LF: How did you feel about the TV show you did, “Giants of the Trumpet”?
WM: I should have prepared more for that. I was in the middle of a bunch of stuff. A lot of the script was written for me, but I changed some of it. I want to do another one of those to make up for that.
Anyway, the points I wanted to make are – first of all, it’s a misconception that we’re conservative, and that we scorn other types of music. That’s not what’s happening. Also, this philosophy that’s become prevalent now, this world-music philosophy… do you know how much you have to know about music to make a significant statement in world music? Just to think of the arrogance behind a statement like, “I play world music … “ You’re admitting that you’re giving nonspecific, second-hand treatment to different types of music; and it’s tough enough to come up with music that works philosophically and sounds good. The third thing is, we realize that everything will always go on, that nothing is invalid. People say, “You don’t think this music is valid?” The fact that it exists is proof of its validity. It’s not for me to determine.

LF: Well, I don’t know. Evil exists; does that mean that it’s valid?
WM: Evil is meaningful. The thing is, you have to educate – to inform what the meaning of each thing is. That’s where the Bible was coming from. Everything in that book relates to something. There are people who are good and people who are not good. But if you took all the not-good people out, it would change the nature of the book. If anyone wants to crawl around, roll around, and stick his tongue out, let him do it. People who want to get on records and curse, say “fuck” and “shit,” let them do that – but let people know what that is a representation of. Let the ones who do it identify themselves.
Another thing I’m thinking about right now is action. A lot of times we get hung up [on] ‘strategy; strategy is not action. Action is the only thing; that’s really where I’m coming from. I just want to document more music, to play.
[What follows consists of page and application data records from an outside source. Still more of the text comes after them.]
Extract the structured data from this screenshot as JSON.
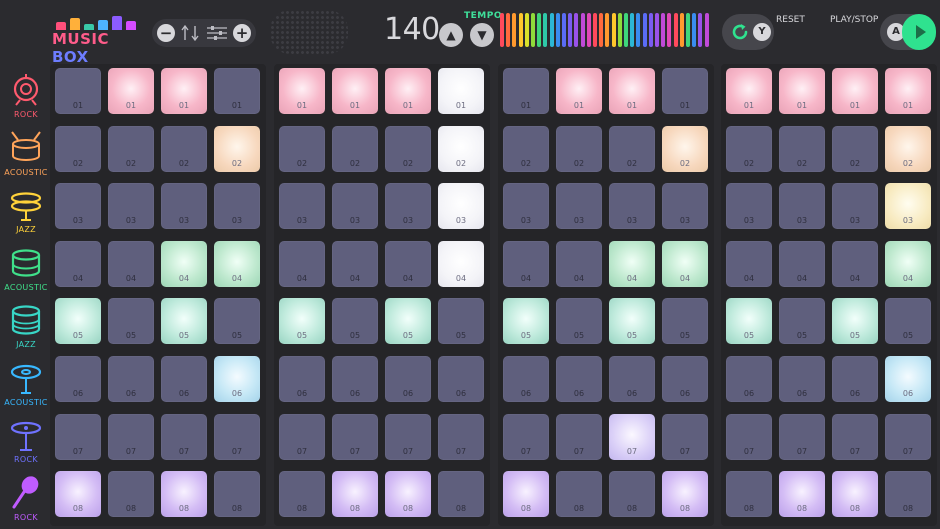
{
  "app": {
    "logo_word1": "MUSIC",
    "logo_word2": "BOX",
    "logo_bar_colors": [
      "#ff4f7b",
      "#ffb03a",
      "#39c9a8",
      "#4db4ff",
      "#8c5cff",
      "#d64cff"
    ]
  },
  "volume": {
    "minus_label": "−",
    "plus_label": "+"
  },
  "tempo": {
    "value": "140",
    "label": "TEMPO",
    "up_label": "▲",
    "down_label": "▼",
    "meter_colors": [
      "#ff4a5c",
      "#ff6a3d",
      "#ff9a2e",
      "#ffc72c",
      "#d9e02b",
      "#8fdc3a",
      "#3fd67a",
      "#2ec9a8",
      "#2cb7d6",
      "#3a8cf0",
      "#5a6cf5",
      "#7a5cf2",
      "#9a52ea",
      "#c04ad8",
      "#e048b8",
      "#ff4a5c",
      "#ff6a3d",
      "#ff9a2e",
      "#ffc72c",
      "#8fdc3a",
      "#3fd67a",
      "#2cb7d6",
      "#3a8cf0",
      "#5a6cf5",
      "#7a5cf2",
      "#9a52ea",
      "#c04ad8",
      "#e048b8",
      "#ff4a5c",
      "#ff9a2e",
      "#3fd67a",
      "#3a8cf0",
      "#9a52ea",
      "#c04ad8"
    ]
  },
  "controls": {
    "reset_label": "RESET",
    "reset_key": "Y",
    "play_label": "PLAY/STOP",
    "play_key": "A",
    "accent_color": "#2fe28f"
  },
  "instruments": [
    {
      "label": "ROCK",
      "icon": "rock-drum-icon",
      "color": "#ff5a6e"
    },
    {
      "label": "ACOUSTIC",
      "icon": "snare-drum-icon",
      "color": "#ffa45a"
    },
    {
      "label": "JAZZ",
      "icon": "cymbal-icon",
      "color": "#ffd23a"
    },
    {
      "label": "ACOUSTIC",
      "icon": "tom-drum-icon",
      "color": "#3fe08a"
    },
    {
      "label": "JAZZ",
      "icon": "floor-tom-icon",
      "color": "#38d6c6"
    },
    {
      "label": "ACOUSTIC",
      "icon": "hihat-icon",
      "color": "#38b8ff"
    },
    {
      "label": "ROCK",
      "icon": "crash-cymbal-icon",
      "color": "#6f72ff"
    },
    {
      "label": "ROCK",
      "icon": "maraca-icon",
      "color": "#c05cff"
    }
  ],
  "row_numbers": [
    "01",
    "02",
    "03",
    "04",
    "05",
    "06",
    "07",
    "08"
  ],
  "row_colors": [
    "pink",
    "peach",
    "cream",
    "green",
    "mint",
    "blue",
    "lav",
    "violet"
  ],
  "panels": [
    {
      "rows": [
        [
          0,
          1,
          1,
          0
        ],
        [
          0,
          0,
          0,
          1
        ],
        [
          0,
          0,
          0,
          0
        ],
        [
          0,
          0,
          1,
          1
        ],
        [
          1,
          0,
          1,
          0
        ],
        [
          0,
          0,
          0,
          1
        ],
        [
          0,
          0,
          0,
          0
        ],
        [
          1,
          0,
          1,
          0
        ]
      ]
    },
    {
      "rows": [
        [
          1,
          1,
          1,
          "w"
        ],
        [
          0,
          0,
          0,
          "w"
        ],
        [
          0,
          0,
          0,
          "w"
        ],
        [
          0,
          0,
          0,
          "w"
        ],
        [
          1,
          0,
          1,
          0
        ],
        [
          0,
          0,
          0,
          0
        ],
        [
          0,
          0,
          0,
          0
        ],
        [
          0,
          1,
          1,
          0
        ]
      ]
    },
    {
      "rows": [
        [
          0,
          1,
          1,
          0
        ],
        [
          0,
          0,
          0,
          1
        ],
        [
          0,
          0,
          0,
          0
        ],
        [
          0,
          0,
          1,
          1
        ],
        [
          1,
          0,
          1,
          0
        ],
        [
          0,
          0,
          0,
          0
        ],
        [
          0,
          0,
          1,
          0
        ],
        [
          1,
          0,
          0,
          1
        ]
      ]
    },
    {
      "rows": [
        [
          1,
          1,
          1,
          1
        ],
        [
          0,
          0,
          0,
          1
        ],
        [
          0,
          0,
          0,
          1
        ],
        [
          0,
          0,
          0,
          1
        ],
        [
          1,
          0,
          1,
          0
        ],
        [
          0,
          0,
          0,
          1
        ],
        [
          0,
          0,
          0,
          0
        ],
        [
          0,
          1,
          1,
          0
        ]
      ]
    }
  ]
}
LF: What do you think about what Miles has done recently?
WM: I think there’s value in it because there’s precedence for what he did in life. He’s not the first person to have made that decision. I can’t talk about him anymore; you know what I mean. I only wish that people knew his early recordings.

LF: Do you think classical music is more difficult?
WM: On the higher levels of music, there’s the spiritual and thought implication. That’s why composers are venerated. My performing Haydn’s trumpet concerto is not equal to the task of his composing it. And to stand up and play that concerto conservatively cannot be equal to Louis Armstrong standing up and, first of all, thinking of what he’s going to play.
When you go to school to study music, they don’t teach you the works of the lesser composers. You study Bach. So there’s no way you could equate the greatest of classical musicians with somebody like Duke Ellington or Monk. They created an entire world of music. The criteria are totally different, believe me.
Classical music imposes a limitation on you from the technical standpoint. Charlie Parker has imposed a limitation on people who improvise from a mental standpoint. When you go to pick up your horn, you are having a dialogue with what. Charlie Parker did. Just like European composers did with Bach, Beethoven, and Haydn.
You know, when my band broke up … none of the reviewers mention that it’s a new band, and they don’t deal with how difficult the vocabulary of this music is. I’d like to see Jeff and the other cats get more recognition for what they’re doing because they’re playing a large percentage of the music that’s going on. It’s not a backup band for a singer like Luther Vandross.
I appreciate, though, that I have the chance to come out in front of people and make a statement. A lot of musicians with ability practice and never get that chance. I just ‘hope I can live up to the responsibility.

by Leonard Feather
Source: Jazz Forum

« Previous Entry

Next Entry »